The corridor was admirably full, helped in all probability by the truth that teenagers went free, an admirable thought and one which clearly introduced a big and engaged viewers. The Firebird is not the simplest of works to comply with, and I did assume that slightly extra assist following drama wouldn’t have come amiss, why not surtitles?

After we left the corridor at 10pm, the NYO Associates performed us out from the Clore Ballroom.

The programme was repeated at Saffron Corridor on Sunday 16 April 2023 and was recorded by BBC Radio 3 for broadcast on 25 April 2023, and out there for 30 days after on BBC Sounds. Put the date in your diary now!

By no means miss out on future posts by following us

The weblog is free, however I might be delighted when you had been to point out your appreciation by shopping for me a espresso.

Elsewhere on this weblog

  • The trumpet being reimagined: trumpeter Lucy Humphris chats about her debut disc, Obscurus – interview
  • Andrew Parrott’s The Pursuit of Musickan exploration of music and music’s place in society over 500 years checked out by way of the phrases and pictures of contemporaries – e book evaluation
  • What got here after: Schütz’ telling of the Resurrection story in Historia der Auferstehung Jesu Christi proves masterly – file evaluation
  • Filmic vividness: Bjørn Morten Christophersen’s Darwin-inspired oratorio The Lapse of Time is a fancy, large-scale piece of writing – file evaluation
  • A joyous Easter celebration from Florilegium at Wigmore Corridor – live performance evaluation
  • A story of two passions: Sebastiani’s St Matthew Ardour at Wigmore Corridor and Bach’s St John Ardour at St Martin within the Fields – live performance evaluation
  • A multiplicity of prospects: pianist Edna Stern on Bach and the artwork of Zen – interview
  • The sheer sense of engagement from the younger choral singers was a pleasure: Bach’s St Matthew Ardour from Choir of King’s Faculty, London at St John’s Smith Sq. – live performance evaluation
  • Readability & suppleness: Frank Martin’s Mass & Maurice Duruflé’s Requiem from the Maîtrise de Toulouse – file evaluation
  • Hindemith & past: Trio Brax’s debut disc takes the Trio for Viola, Tenor Saxophone & Piano as start line for an imaginative recital  – file evaluation
  • House
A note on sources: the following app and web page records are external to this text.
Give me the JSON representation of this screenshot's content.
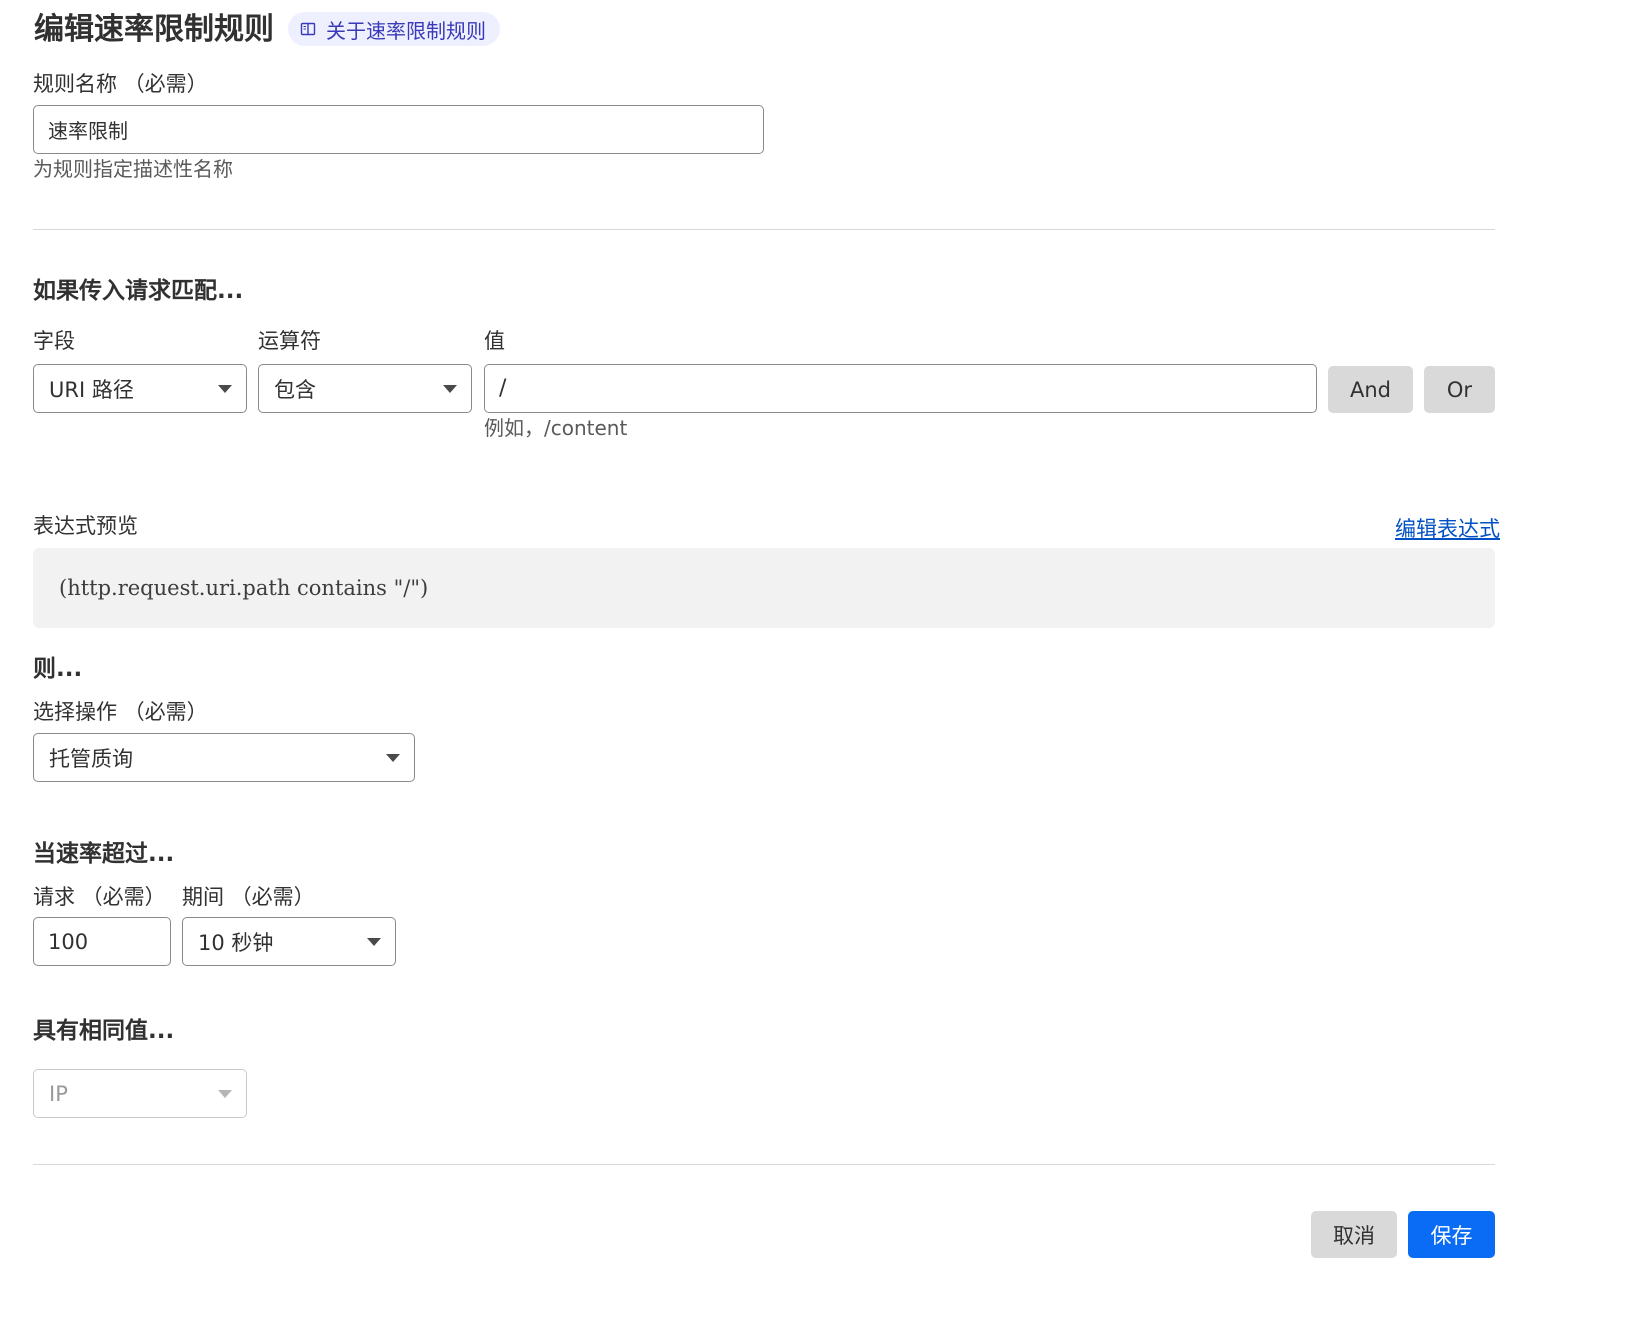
{
  "header": {
    "title": "编辑速率限制规则",
    "doc_link_label": "关于速率限制规则"
  },
  "rule_name": {
    "label": "规则名称 （必需）",
    "value": "速率限制",
    "help": "为规则指定描述性名称"
  },
  "match": {
    "heading": "如果传入请求匹配...",
    "field_label": "字段",
    "operator_label": "运算符",
    "value_label": "值",
    "field_value": "URI 路径",
    "operator_value": "包含",
    "value_input": "/",
    "value_help": "例如，/content",
    "and_label": "And",
    "or_label": "Or"
  },
  "expression": {
    "label": "表达式预览",
    "edit_link": "编辑表达式",
    "preview": "(http.request.uri.path contains \"/\")"
  },
  "then": {
    "heading": "则...",
    "action_label": "选择操作 （必需）",
    "action_value": "托管质询"
  },
  "rate": {
    "heading": "当速率超过...",
    "requests_label": "请求 （必需）",
    "period_label": "期间 （必需）",
    "requests_value": "100",
    "period_value": "10 秒钟"
  },
  "same_value": {
    "heading": "具有相同值...",
    "characteristic_value": "IP"
  },
  "footer": {
    "cancel_label": "取消",
    "save_label": "保存"
  },
  "colors": {
    "primary": "#0a6cf5",
    "link": "#0051c3",
    "pill_bg": "#eef0ff"
  }
}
Please enter your comment!
Please enter your name here

Most Popular

Recent Comments